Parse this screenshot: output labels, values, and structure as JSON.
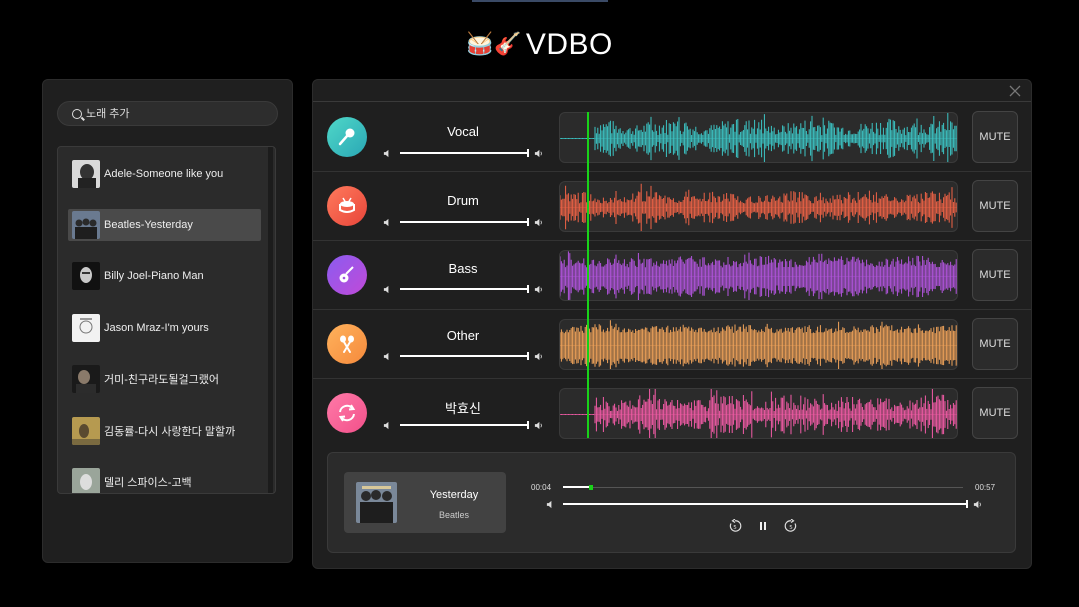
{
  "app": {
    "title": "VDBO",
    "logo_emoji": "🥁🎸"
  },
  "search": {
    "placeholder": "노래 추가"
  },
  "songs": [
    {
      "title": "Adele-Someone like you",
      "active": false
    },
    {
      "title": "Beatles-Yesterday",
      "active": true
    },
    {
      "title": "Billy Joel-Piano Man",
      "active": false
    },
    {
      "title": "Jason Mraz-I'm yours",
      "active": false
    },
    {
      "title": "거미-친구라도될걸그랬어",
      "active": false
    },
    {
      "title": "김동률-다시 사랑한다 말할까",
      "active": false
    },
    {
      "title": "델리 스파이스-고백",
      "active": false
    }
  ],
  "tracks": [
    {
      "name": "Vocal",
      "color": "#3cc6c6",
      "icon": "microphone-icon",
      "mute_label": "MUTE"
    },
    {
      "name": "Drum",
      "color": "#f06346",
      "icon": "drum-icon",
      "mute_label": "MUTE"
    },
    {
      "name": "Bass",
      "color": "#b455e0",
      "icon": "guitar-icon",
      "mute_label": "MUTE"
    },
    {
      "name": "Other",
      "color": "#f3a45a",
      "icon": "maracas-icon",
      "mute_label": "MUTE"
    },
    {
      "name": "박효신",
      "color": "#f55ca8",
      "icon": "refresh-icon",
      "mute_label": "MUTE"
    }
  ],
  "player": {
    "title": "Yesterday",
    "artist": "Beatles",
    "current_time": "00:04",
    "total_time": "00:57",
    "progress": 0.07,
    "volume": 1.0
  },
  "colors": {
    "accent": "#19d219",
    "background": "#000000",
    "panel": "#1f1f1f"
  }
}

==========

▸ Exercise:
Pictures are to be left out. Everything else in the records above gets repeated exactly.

▸ Output of the exercise:
Parse this screenshot: output labels, values, and structure as JSON.
{
  "app": {
    "title": "VDBO",
    "logo_emoji": "🥁🎸"
  },
  "search": {
    "placeholder": "노래 추가"
  },
  "songs": [
    {
      "title": "Adele-Someone like you",
      "active": false
    },
    {
      "title": "Beatles-Yesterday",
      "active": true
    },
    {
      "title": "Billy Joel-Piano Man",
      "active": false
    },
    {
      "title": "Jason Mraz-I'm yours",
      "active": false
    },
    {
      "title": "거미-친구라도될걸그랬어",
      "active": false
    },
    {
      "title": "김동률-다시 사랑한다 말할까",
      "active": false
    },
    {
      "title": "델리 스파이스-고백",
      "active": false
    }
  ],
  "tracks": [
    {
      "name": "Vocal",
      "color": "#3cc6c6",
      "icon": "microphone-icon",
      "mute_label": "MUTE"
    },
    {
      "name": "Drum",
      "color": "#f06346",
      "icon": "drum-icon",
      "mute_label": "MUTE"
    },
    {
      "name": "Bass",
      "color": "#b455e0",
      "icon": "guitar-icon",
      "mute_label": "MUTE"
    },
    {
      "name": "Other",
      "color": "#f3a45a",
      "icon": "maracas-icon",
      "mute_label": "MUTE"
    },
    {
      "name": "박효신",
      "color": "#f55ca8",
      "icon": "refresh-icon",
      "mute_label": "MUTE"
    }
  ],
  "player": {
    "title": "Yesterday",
    "artist": "Beatles",
    "current_time": "00:04",
    "total_time": "00:57",
    "progress": 0.07,
    "volume": 1.0
  },
  "colors": {
    "accent": "#19d219",
    "background": "#000000",
    "panel": "#1f1f1f"
  }
}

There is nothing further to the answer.